This hollering back and forth continued for a while, much to our amusement. An enterprising guy as he was at times, he was largely a dumb (affably dumb, if I might add) fellow who couldn’t figure out things that guys with IQ as good as that of jelly fish’s would do without breaking a sweat. Like a guy wearing turban and sporting big beard and replying only in Hindi, might be a Punjabi guy who can’t speak or understand tamil. Not being able to deduce simple things in one thing, and jumping to foolish conclusion is another thing. And Chicha concluded that the guy was trying to kidnap him.

“Kapathungoo.. kapathungoo.. kidnap.. kapathugoo”. He began to scream to get the attention of the people around.

They must have thought this was clownish, for everyone enjoyed the buffonery rather than come to his rescue. Taking matters into his own hands, he jumped off the moving vehicle… and was left with just one hand to take futher matters into. He suffered a fracture in his right hand.

I thought a half-blind, partially handicapped Chicha would be a mellowed boy. Not to be. He soon proved me wrong by trying to make nellika juice by feeding a peice of nellika into sugar-cane juice machine. He did make juice.. of his fingers. This soon faded into oblivion when he sustained several injuries, while performing a Bangra step in premature celebration of his victory in a cycle race and lost control and the race. And once he tried to jump off the first floor with an umbrella, when someone told him that umbrella was a miniature parachute. Good thing he was told ‘miniature’, or he would have tried to jump off the LIC building. And many more.

Three years later he moved out of that locality. That was the last I saw of him. Never heard from him, either, after that. I wonder if I’ll be able to recognize him if and when I run into him. Given the myriad damages he would have inflicted upon this anatomy through these years, he’d look a totally different man.

Monday, April 25, 2011

A fine balance

This is not a review but merely an attempt to write a few lines about a book that I recently read - A Fine Balance by Rohinton Mistry.

My friend when recommending this book to me said, “This will suck out all happiness in you.” Half-way through the book I was drained of all happiness in me. When I finished it I had a sick feeling in the pit of my stomach and a lump in the throat. The novel is sad, grim, haunting and depressing, and although there are moments of joy, comedy, romance and happiness, it’s not a happy story. This is the most depressing book I’ve read so far.


This novel chronicles the life of four strangers thrown together under one roof in Bombay.

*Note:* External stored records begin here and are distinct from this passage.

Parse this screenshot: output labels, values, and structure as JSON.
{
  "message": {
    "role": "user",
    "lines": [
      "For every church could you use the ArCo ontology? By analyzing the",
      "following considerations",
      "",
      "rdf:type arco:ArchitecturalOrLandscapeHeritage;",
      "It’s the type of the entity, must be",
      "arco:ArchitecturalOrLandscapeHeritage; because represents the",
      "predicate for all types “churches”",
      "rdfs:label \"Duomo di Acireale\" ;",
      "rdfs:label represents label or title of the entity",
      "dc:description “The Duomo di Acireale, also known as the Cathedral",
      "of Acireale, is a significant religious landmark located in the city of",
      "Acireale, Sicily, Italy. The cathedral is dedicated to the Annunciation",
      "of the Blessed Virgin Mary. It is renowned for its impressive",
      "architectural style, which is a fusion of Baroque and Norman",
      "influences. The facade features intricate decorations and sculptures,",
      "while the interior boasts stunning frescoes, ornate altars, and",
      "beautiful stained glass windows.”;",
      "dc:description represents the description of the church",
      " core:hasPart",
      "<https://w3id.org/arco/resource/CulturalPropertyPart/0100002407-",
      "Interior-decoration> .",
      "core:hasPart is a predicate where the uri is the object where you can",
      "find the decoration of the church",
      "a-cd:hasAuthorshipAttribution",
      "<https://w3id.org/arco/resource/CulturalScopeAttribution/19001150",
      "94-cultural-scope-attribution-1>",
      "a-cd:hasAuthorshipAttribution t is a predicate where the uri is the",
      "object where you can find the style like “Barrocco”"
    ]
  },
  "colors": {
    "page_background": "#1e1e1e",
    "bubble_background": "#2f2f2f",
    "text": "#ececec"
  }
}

Dina Dalal is a widow in a constant struggle to make both ends meets and keep her precarious independence, much to the chagrin of his wealthy brother. Maneck leaves the himalayan hills and his family he loves to purse a diploma in refregiration in Bombay, a course which his father thinks will equip him to carve a prosperous future for himself. Ishvar and Omprakash, uncle and nephew, leave their town plagued with “untouchability” with dreams of saving up enough money and returning to thier town to start their own tailoring shop. This is a story about how these four come together and find family in each other. This a story about their friendship, laughter, sharing and caring, their courage to struggle despite their problems, and the State of Emergency declared by the Prime Minister that leads to a series of events that wreaks havoc in the lives of these four and other poor people.

There are many moments in the book that will bring tears to your eyes. The author’s brilliance shines through in the last few pages and the unexpected twist in the end will blow your head off. Or make you sob if you are weak-hearted like me. For people like me, who can’t stand suspense, do resist the tempatation to read the last page in middle of the story. It’s worth it.